When I helped start Ethiopia Reads in the 1990s, there was little support for childhood literacy in Ethiopia. Even though the government had lofty goals for getting more children into school (and was generally meeting those goals), many schools had under-trained teachers and no books. Ethiopia Reads focused on shipping English-language books and planting libraries as the most practical step in helping develop a reading culture.
But as ELL (English Language Learners) teachers in the United States know—and global research shows again and again—children learn to read best in their mother tongue. They can then more easily also learn to read in other languages. So in the past decade, USAID and the Ethiopia Ministry of Education have poured efforts into training teachers and creating workbooks around local language instruction. (See a demonstration here: https://www.youtube.com/watch?v=YLR-o0FXQK4)
Workbooks and phonetic drills are important tools. But passionate adult readers trace a love of reading back to an emotional charge: a gripping story, a warm connection to a book, a giggle or a nudge of curiosity or a jolt of recognition: there I am in the pages of a book! As a children’s book author, I know that where the creative, inventive imaginations and skills of writers and illustrators meet stories and concepts, sparks fly.
Early in 2016, I traveled back to the remote area of Ethiopia where I first learned to read. Our group was made up of artists: writers, photographers, painters, both Ethiopian and American. When we returned to Addis Ababa, we organized a day of writing, illustrating and translating simple stories.

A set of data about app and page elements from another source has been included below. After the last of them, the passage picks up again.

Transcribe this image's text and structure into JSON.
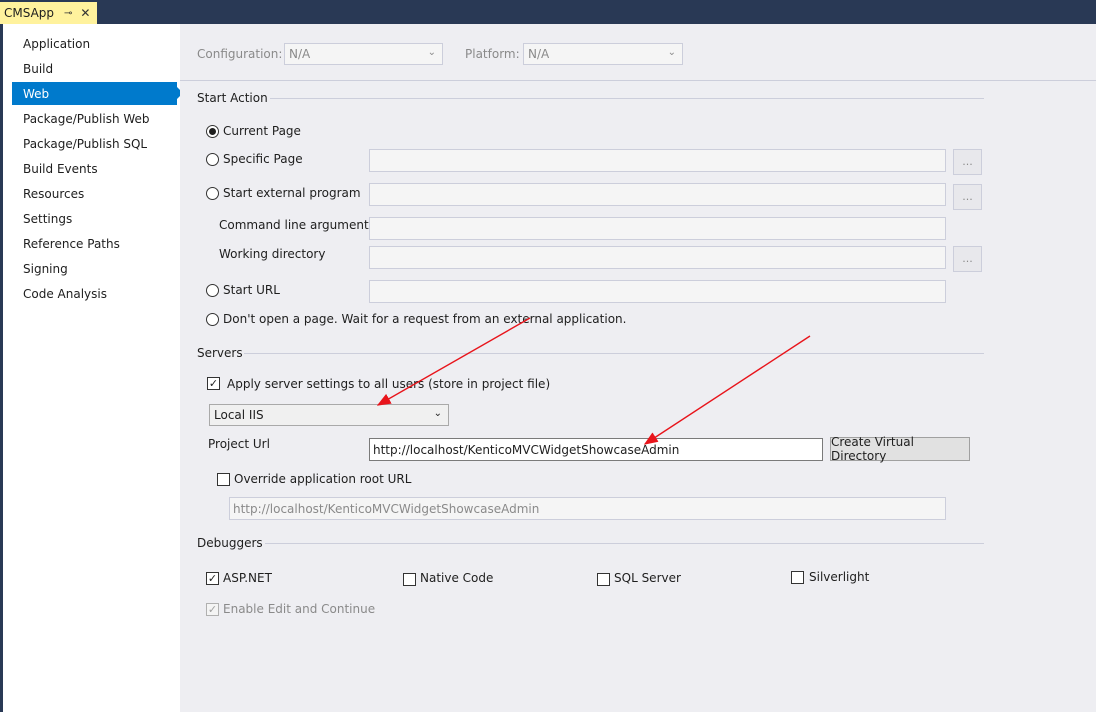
{
  "document_tab": {
    "title": "CMSApp",
    "pin_icon": "pin-icon",
    "close_icon": "close-icon"
  },
  "sidebar": {
    "items": [
      {
        "label": "Application"
      },
      {
        "label": "Build"
      },
      {
        "label": "Web",
        "active": true
      },
      {
        "label": "Package/Publish Web"
      },
      {
        "label": "Package/Publish SQL"
      },
      {
        "label": "Build Events"
      },
      {
        "label": "Resources"
      },
      {
        "label": "Settings"
      },
      {
        "label": "Reference Paths"
      },
      {
        "label": "Signing"
      },
      {
        "label": "Code Analysis"
      }
    ]
  },
  "config_bar": {
    "configuration_label": "Configuration:",
    "configuration_value": "N/A",
    "platform_label": "Platform:",
    "platform_value": "N/A"
  },
  "start_action": {
    "title": "Start Action",
    "current_page": "Current Page",
    "specific_page": "Specific Page",
    "start_external_program": "Start external program",
    "command_line_arguments": "Command line arguments",
    "working_directory": "Working directory",
    "start_url": "Start URL",
    "dont_open": "Don't open a page.  Wait for a request from an external application.",
    "browse_label": "...",
    "selected": "current_page"
  },
  "servers": {
    "title": "Servers",
    "apply_settings_label": "Apply server settings to all users (store in project file)",
    "apply_settings_checked": true,
    "server_type": "Local IIS",
    "project_url_label": "Project Url",
    "project_url_value": "http://localhost/KenticoMVCWidgetShowcaseAdmin",
    "create_virtual_directory": "Create Virtual Directory",
    "override_root_label": "Override application root URL",
    "override_root_checked": false,
    "override_root_value": "http://localhost/KenticoMVCWidgetShowcaseAdmin"
  },
  "debuggers": {
    "title": "Debuggers",
    "aspnet": "ASP.NET",
    "aspnet_checked": true,
    "native_code": "Native Code",
    "native_checked": false,
    "sql_server": "SQL Server",
    "sql_checked": false,
    "silverlight": "Silverlight",
    "silverlight_checked": false,
    "edit_continue": "Enable Edit and Continue",
    "edit_continue_checked": true
  },
  "colors": {
    "accent": "#007acc",
    "title_bar": "#293955",
    "tab": "#fff29d",
    "arrow": "#e8141b"
  }
}
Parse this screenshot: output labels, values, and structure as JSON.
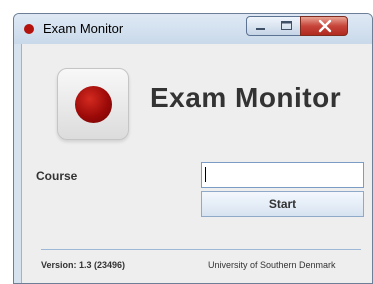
{
  "window": {
    "title": "Exam Monitor",
    "buttons": [
      "minimize",
      "maximize",
      "close"
    ]
  },
  "header": {
    "logo_icon": "record-icon",
    "title": "Exam Monitor"
  },
  "form": {
    "course_label": "Course",
    "course_value": "",
    "start_label": "Start"
  },
  "footer": {
    "version": "Version: 1.3 (23496)",
    "university": "University of Southern Denmark"
  },
  "colors": {
    "accent_red": "#a50b08",
    "close_button": "#c7443a"
  }
}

After my sister Caroline and I got home to Portland, Oregon, we engaged other volunteers to help figure out how to take what we’d begun and create small, easy-to-read, colorful, culturally appropriate books. Voila! Ready Set Go Books was born.
Using a few donations and some encouragement from Ethiopia Reads, Ready Set Go Books currently has ten titles translated into four Ethiopian languages and being printed. 1000 copies of the books will soon be tested in two Ethiopian schools. Meanwhile, other volunteers are working on ten new titles. A major joy of this project has been the generous energy of volunteers—children and adults—using their writing and artistic and design skills to share a love of reading.
Many small NGOs working on projects that involve education and literacy have expressed enthusiasm for having these books available for children. WEEMA Founder Elizabeth McGovern says, for example, “Kids in rural schools just CRAVE books! There are so few children’s books available- and especially in local languages! I think these 10 easy reader books may be the first ever in the local language where we work.” But no NGO we’ve spoken with has the capacity to figure out the logistics of funding and developing systems for production and distribution. Caroline and I turned to Open Hearts Big Dreams Fund to play the role of building the model that will allow organizations and donors to engage with Ready Set Go Books while not having to make the choice to burn out volunteers or keep a powerful project like this small, limiting its impact.
In 2017, Open Hearts Big Dreams Fund will take a good idea and figure out how to spread that love of bright illustrations, engaging words, and the process of reading to children all over Ethiopia!
Ready Set Go Books and Open Hearts Big Dreams Advisory Board Member